(Exercise data):
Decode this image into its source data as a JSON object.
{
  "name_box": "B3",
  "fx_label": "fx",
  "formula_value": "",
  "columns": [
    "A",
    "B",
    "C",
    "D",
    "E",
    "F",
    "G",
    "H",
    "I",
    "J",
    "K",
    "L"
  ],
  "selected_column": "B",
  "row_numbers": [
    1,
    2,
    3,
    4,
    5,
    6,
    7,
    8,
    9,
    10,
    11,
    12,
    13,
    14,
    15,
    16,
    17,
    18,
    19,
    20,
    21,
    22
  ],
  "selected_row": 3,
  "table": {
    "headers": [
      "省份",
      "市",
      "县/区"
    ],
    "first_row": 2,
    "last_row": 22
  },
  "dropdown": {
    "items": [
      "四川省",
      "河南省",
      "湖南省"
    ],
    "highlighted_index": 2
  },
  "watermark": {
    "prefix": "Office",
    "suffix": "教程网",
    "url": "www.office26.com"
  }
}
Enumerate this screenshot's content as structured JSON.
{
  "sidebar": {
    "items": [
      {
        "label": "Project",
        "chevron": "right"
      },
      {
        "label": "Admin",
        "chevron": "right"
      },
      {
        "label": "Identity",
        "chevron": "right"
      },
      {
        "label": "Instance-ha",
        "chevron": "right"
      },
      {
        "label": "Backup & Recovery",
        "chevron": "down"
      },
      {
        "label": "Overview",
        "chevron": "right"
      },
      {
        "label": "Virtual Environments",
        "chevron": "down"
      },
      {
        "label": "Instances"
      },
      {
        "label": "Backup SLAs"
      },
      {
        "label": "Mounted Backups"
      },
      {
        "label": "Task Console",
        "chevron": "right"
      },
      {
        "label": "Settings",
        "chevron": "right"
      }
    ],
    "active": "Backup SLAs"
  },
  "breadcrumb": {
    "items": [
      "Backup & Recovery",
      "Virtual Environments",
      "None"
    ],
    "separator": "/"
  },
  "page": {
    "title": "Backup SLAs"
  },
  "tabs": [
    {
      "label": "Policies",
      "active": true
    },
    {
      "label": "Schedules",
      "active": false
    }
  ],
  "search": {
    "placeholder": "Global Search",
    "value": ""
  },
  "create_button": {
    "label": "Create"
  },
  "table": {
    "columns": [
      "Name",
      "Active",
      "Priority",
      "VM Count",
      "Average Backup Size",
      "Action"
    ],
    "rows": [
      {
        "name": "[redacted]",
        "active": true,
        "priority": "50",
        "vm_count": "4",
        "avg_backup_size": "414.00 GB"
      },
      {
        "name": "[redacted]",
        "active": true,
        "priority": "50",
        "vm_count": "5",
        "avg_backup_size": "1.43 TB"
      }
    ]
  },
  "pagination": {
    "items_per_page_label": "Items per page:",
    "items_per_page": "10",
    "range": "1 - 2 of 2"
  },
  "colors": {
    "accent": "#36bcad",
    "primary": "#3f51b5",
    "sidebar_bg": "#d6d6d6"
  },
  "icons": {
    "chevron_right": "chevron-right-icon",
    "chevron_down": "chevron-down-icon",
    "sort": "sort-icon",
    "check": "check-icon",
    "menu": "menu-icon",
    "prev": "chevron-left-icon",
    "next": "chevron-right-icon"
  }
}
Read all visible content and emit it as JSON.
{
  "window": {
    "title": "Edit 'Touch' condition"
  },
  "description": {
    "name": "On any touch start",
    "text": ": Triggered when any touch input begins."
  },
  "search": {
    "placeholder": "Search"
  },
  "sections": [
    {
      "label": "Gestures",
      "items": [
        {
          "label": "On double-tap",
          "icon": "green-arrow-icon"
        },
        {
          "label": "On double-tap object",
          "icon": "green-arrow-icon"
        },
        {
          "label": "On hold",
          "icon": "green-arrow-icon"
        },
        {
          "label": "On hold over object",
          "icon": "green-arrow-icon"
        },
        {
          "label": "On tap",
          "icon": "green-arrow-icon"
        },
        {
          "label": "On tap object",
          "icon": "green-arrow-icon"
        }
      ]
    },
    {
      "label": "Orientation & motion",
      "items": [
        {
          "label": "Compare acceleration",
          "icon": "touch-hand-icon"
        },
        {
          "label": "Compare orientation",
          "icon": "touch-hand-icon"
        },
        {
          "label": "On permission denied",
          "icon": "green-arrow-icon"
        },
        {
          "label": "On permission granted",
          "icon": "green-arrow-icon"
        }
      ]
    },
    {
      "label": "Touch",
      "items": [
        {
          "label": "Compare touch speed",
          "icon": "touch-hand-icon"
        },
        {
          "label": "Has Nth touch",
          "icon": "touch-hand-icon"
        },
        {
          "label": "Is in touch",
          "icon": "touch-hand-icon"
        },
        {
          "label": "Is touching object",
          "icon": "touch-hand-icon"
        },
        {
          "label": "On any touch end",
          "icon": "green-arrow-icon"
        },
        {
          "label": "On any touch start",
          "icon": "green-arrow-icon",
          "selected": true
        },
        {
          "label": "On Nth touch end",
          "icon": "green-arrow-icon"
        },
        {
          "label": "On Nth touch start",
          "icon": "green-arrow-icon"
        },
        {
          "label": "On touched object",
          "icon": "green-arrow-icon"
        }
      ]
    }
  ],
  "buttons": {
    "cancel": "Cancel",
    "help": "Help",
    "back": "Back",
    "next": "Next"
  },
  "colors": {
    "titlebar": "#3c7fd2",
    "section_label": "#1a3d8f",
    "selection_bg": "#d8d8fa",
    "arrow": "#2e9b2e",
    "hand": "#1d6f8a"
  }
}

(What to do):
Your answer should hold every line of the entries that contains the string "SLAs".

(Result):
        "label": "Backup SLAs"
    "active": "Backup SLAs"
    "title": "Backup SLAs"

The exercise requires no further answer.